One payday loans won’t eliminate your, but getting behind in your expenses tends to be a long-term situation. The majority of individuals use payday advances for basic requirements, therefore the most they borrow, the much deeper they’re going in to the gap. Inevitably their own balances will get rolled more into a financing, with every extra round imposing more and more costs.

Dubious. Image: Jonathan Nicholson/Demotix/Corbis Photograph: Jonathan Nicholson/ Jonathan Nicholson/Demotix/Corbis

“The business design would be to identify clientele and give to them as much as possible,” stated Tom Feltner, manager of economic solutions during the buyers Federation of The usa.

It’s made to feel a period: two-thirds of the People in america just who signed up for a payday loan got seven or higher financial loans every year, per a research by customers Investment Protection Bureau. Generally, the latest financial loans are available exactly the same time because past financial loans is closed.

Nor is payday credit a small market. It’s sweeping America’s working-class. Over 12 million Us citizens make use of payday lenders each year, taking out fully around $30bn in financing this season, in line with the Pew charity Trusts. That’s 3 x as numerous Americans just who grabbed around payday advances in 2000.

Payday loan providers progressively force their clients supply them automated entry to her bank account assuring installment. After borrower renews the borrowed funds, the charges turn out instantly. This can be precisely what can make payday credit therefore rewarding: the assured ability to gather charge. By the amount of time individuals exit this debt treadmill machine, they’ll have actually compensated alot more in fees than her original financing stability.

Reining in a predatory training

Despite revived regulating initiatives at condition and federal level to safeguard consumers, the battle to have payday financing sometimes appears like an unlimited competition that regulators cannot victory. Whenever regulators ban one aspect with the short term financial loans, another crops up.

Cyberspace in one single image. Photo: Jack Carey/Alamy Picture: Jack Carey / Alamy/Alamy

Regulators have now been active. Fourteen claims bring banned the center element of pay day loans – the “balloon payment” that needs consumers to pay the whole balances at the same time whenever mortgage will come because of. Various other states need capped rates at a particular yearly portion, which may making payday financing unprofitable. Different says need targeted how frequently people takes completely payday loans. Washington state restrictions payday loans to five per year, and Illinois mandates that customers with debt for 45 consecutive days must have a one-week split. These state-led efforts are ongoing.

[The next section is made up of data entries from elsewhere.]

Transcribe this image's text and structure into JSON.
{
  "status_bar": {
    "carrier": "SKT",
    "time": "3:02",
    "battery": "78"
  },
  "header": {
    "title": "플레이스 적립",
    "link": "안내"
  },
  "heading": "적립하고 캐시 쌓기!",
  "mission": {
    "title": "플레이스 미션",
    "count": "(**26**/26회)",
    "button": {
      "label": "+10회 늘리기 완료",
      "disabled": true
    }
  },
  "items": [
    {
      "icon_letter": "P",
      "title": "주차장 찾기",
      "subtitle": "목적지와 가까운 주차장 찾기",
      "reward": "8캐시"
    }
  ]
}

Nonetheless they have to catch-up to switching styles in the market. For instance, payday lenders posses not too long ago moved into larger installment financial loans, which receive money back in increments after a while. While this should cause even more finished financial loans, “the end result for any debtor is no better,” claims Baddour. Visitors undoubtedly become stuck into the exact same period of regular refinancing, with installment lenders pressuring clients to roll-over loans and get needless insurance rates products which can twice as much successful interest rate.

But because financing are very different, they throw regulators off of the path long enough for organizations to make money without disturbance. “In claims like Illinois which apply constraints, you can see a dramatic change to installment financing,” said Tom Feltner in the customers Federation of America. “It’s made you need certainly to increase everything we would consider as a regulatory reaction.”